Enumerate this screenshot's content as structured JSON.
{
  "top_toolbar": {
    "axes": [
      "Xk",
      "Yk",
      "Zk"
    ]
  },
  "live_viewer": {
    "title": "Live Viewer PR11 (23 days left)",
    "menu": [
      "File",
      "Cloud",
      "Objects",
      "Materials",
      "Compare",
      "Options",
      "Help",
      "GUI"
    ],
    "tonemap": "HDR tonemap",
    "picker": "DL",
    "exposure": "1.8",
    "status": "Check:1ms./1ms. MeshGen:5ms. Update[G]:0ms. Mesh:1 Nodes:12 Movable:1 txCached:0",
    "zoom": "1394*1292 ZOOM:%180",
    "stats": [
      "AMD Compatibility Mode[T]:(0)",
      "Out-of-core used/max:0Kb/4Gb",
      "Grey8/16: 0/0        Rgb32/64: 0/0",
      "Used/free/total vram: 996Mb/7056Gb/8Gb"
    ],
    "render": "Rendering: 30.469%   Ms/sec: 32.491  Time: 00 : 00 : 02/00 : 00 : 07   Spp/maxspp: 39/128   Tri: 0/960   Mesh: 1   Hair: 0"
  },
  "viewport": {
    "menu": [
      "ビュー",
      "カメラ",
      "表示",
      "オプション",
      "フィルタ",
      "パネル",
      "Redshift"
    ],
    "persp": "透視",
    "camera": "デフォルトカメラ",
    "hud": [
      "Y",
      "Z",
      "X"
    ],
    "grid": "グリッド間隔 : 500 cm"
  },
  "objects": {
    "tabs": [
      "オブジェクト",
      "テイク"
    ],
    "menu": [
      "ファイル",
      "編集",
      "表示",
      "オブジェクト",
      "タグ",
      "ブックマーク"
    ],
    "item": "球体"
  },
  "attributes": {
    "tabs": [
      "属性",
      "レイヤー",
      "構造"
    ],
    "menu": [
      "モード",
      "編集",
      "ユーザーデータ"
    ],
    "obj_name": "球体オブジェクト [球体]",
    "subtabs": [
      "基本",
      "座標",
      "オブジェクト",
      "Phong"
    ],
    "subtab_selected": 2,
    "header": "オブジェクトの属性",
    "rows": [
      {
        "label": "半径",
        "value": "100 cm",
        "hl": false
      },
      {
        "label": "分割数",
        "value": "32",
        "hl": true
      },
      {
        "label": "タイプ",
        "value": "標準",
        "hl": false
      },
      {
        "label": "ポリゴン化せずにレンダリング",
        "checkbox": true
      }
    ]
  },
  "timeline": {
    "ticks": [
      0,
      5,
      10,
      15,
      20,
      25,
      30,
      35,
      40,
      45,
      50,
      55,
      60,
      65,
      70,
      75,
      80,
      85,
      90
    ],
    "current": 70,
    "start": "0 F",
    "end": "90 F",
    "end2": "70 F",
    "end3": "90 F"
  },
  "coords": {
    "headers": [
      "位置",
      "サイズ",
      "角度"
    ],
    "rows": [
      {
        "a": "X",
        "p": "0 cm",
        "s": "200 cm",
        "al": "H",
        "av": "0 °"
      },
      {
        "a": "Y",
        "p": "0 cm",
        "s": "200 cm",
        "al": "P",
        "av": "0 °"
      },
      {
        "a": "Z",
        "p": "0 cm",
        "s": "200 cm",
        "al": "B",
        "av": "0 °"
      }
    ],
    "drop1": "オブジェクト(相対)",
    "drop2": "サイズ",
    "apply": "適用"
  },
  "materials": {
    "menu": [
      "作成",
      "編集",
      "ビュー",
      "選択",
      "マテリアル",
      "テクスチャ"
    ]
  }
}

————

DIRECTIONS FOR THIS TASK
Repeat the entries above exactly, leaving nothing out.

EXPECTED ANSWER
Enumerate this screenshot's content as structured JSON.
{
  "top_toolbar": {
    "axes": [
      "Xk",
      "Yk",
      "Zk"
    ]
  },
  "live_viewer": {
    "title": "Live Viewer PR11 (23 days left)",
    "menu": [
      "File",
      "Cloud",
      "Objects",
      "Materials",
      "Compare",
      "Options",
      "Help",
      "GUI"
    ],
    "tonemap": "HDR tonemap",
    "picker": "DL",
    "exposure": "1.8",
    "status": "Check:1ms./1ms. MeshGen:5ms. Update[G]:0ms. Mesh:1 Nodes:12 Movable:1 txCached:0",
    "zoom": "1394*1292 ZOOM:%180",
    "stats": [
      "AMD Compatibility Mode[T]:(0)",
      "Out-of-core used/max:0Kb/4Gb",
      "Grey8/16: 0/0        Rgb32/64: 0/0",
      "Used/free/total vram: 996Mb/7056Gb/8Gb"
    ],
    "render": "Rendering: 30.469%   Ms/sec: 32.491  Time: 00 : 00 : 02/00 : 00 : 07   Spp/maxspp: 39/128   Tri: 0/960   Mesh: 1   Hair: 0"
  },
  "viewport": {
    "menu": [
      "ビュー",
      "カメラ",
      "表示",
      "オプション",
      "フィルタ",
      "パネル",
      "Redshift"
    ],
    "persp": "透視",
    "camera": "デフォルトカメラ",
    "hud": [
      "Y",
      "Z",
      "X"
    ],
    "grid": "グリッド間隔 : 500 cm"
  },
  "objects": {
    "tabs": [
      "オブジェクト",
      "テイク"
    ],
    "menu": [
      "ファイル",
      "編集",
      "表示",
      "オブジェクト",
      "タグ",
      "ブックマーク"
    ],
    "item": "球体"
  },
  "attributes": {
    "tabs": [
      "属性",
      "レイヤー",
      "構造"
    ],
    "menu": [
      "モード",
      "編集",
      "ユーザーデータ"
    ],
    "obj_name": "球体オブジェクト [球体]",
    "subtabs": [
      "基本",
      "座標",
      "オブジェクト",
      "Phong"
    ],
    "subtab_selected": 2,
    "header": "オブジェクトの属性",
    "rows": [
      {
        "label": "半径",
        "value": "100 cm",
        "hl": false
      },
      {
        "label": "分割数",
        "value": "32",
        "hl": true
      },
      {
        "label": "タイプ",
        "value": "標準",
        "hl": false
      },
      {
        "label": "ポリゴン化せずにレンダリング",
        "checkbox": true
      }
    ]
  },
  "timeline": {
    "ticks": [
      0,
      5,
      10,
      15,
      20,
      25,
      30,
      35,
      40,
      45,
      50,
      55,
      60,
      65,
      70,
      75,
      80,
      85,
      90
    ],
    "current": 70,
    "start": "0 F",
    "end": "90 F",
    "end2": "70 F",
    "end3": "90 F"
  },
  "coords": {
    "headers": [
      "位置",
      "サイズ",
      "角度"
    ],
    "rows": [
      {
        "a": "X",
        "p": "0 cm",
        "s": "200 cm",
        "al": "H",
        "av": "0 °"
      },
      {
        "a": "Y",
        "p": "0 cm",
        "s": "200 cm",
        "al": "P",
        "av": "0 °"
      },
      {
        "a": "Z",
        "p": "0 cm",
        "s": "200 cm",
        "al": "B",
        "av": "0 °"
      }
    ],
    "drop1": "オブジェクト(相対)",
    "drop2": "サイズ",
    "apply": "適用"
  },
  "materials": {
    "menu": [
      "作成",
      "編集",
      "ビュー",
      "選択",
      "マテリアル",
      "テクスチャ"
    ]
  }
}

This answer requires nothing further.